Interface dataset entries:
== Segment start ==

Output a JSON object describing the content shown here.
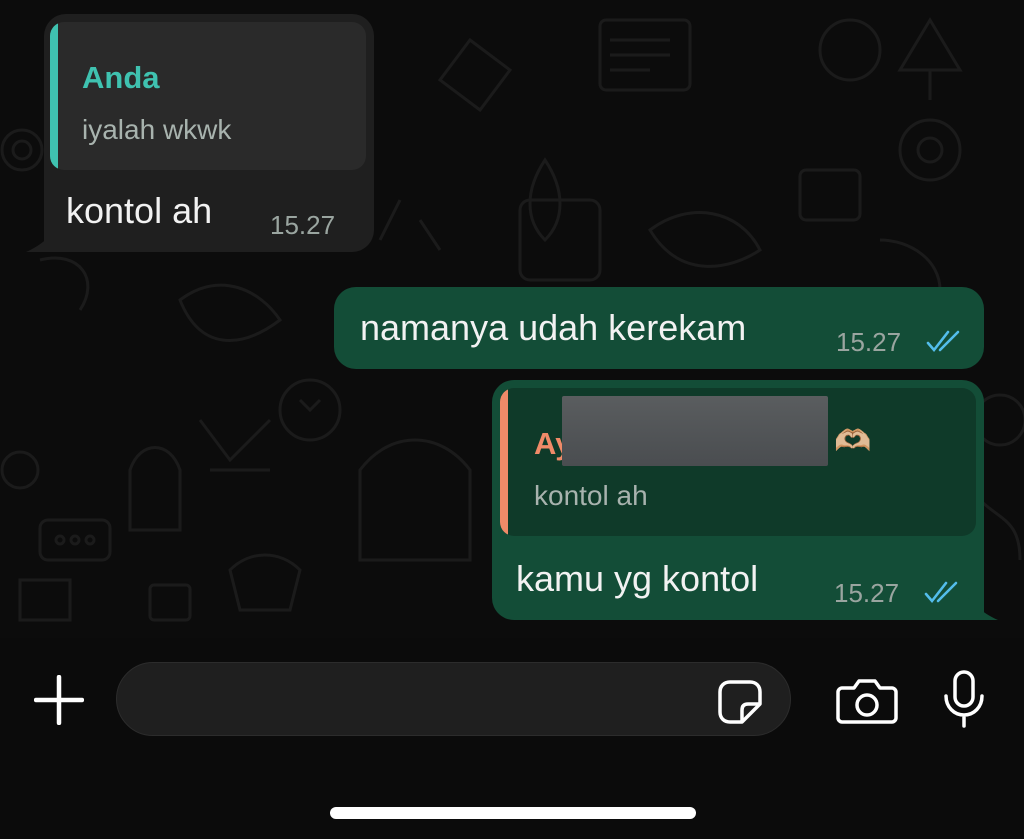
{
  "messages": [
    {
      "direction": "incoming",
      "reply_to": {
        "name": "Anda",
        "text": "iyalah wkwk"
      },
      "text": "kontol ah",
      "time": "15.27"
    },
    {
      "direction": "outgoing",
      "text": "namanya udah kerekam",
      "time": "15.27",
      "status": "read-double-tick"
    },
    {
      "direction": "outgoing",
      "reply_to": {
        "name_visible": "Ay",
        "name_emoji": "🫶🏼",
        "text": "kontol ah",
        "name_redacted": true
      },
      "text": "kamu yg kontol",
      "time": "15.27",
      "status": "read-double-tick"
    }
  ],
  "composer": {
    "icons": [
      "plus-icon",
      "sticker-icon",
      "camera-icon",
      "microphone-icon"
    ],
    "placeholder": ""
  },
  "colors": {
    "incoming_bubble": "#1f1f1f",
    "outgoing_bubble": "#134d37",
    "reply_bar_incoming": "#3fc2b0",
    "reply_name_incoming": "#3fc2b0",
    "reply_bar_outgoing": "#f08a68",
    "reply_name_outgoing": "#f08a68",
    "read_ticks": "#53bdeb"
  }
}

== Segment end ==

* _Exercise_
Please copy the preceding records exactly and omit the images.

* _Your solution_
Output a JSON object describing the content shown here.
{
  "messages": [
    {
      "direction": "incoming",
      "reply_to": {
        "name": "Anda",
        "text": "iyalah wkwk"
      },
      "text": "kontol ah",
      "time": "15.27"
    },
    {
      "direction": "outgoing",
      "text": "namanya udah kerekam",
      "time": "15.27",
      "status": "read-double-tick"
    },
    {
      "direction": "outgoing",
      "reply_to": {
        "name_visible": "Ay",
        "name_emoji": "🫶🏼",
        "text": "kontol ah",
        "name_redacted": true
      },
      "text": "kamu yg kontol",
      "time": "15.27",
      "status": "read-double-tick"
    }
  ],
  "composer": {
    "icons": [
      "plus-icon",
      "sticker-icon",
      "camera-icon",
      "microphone-icon"
    ],
    "placeholder": ""
  },
  "colors": {
    "incoming_bubble": "#1f1f1f",
    "outgoing_bubble": "#134d37",
    "reply_bar_incoming": "#3fc2b0",
    "reply_name_incoming": "#3fc2b0",
    "reply_bar_outgoing": "#f08a68",
    "reply_name_outgoing": "#f08a68",
    "read_ticks": "#53bdeb"
  }
}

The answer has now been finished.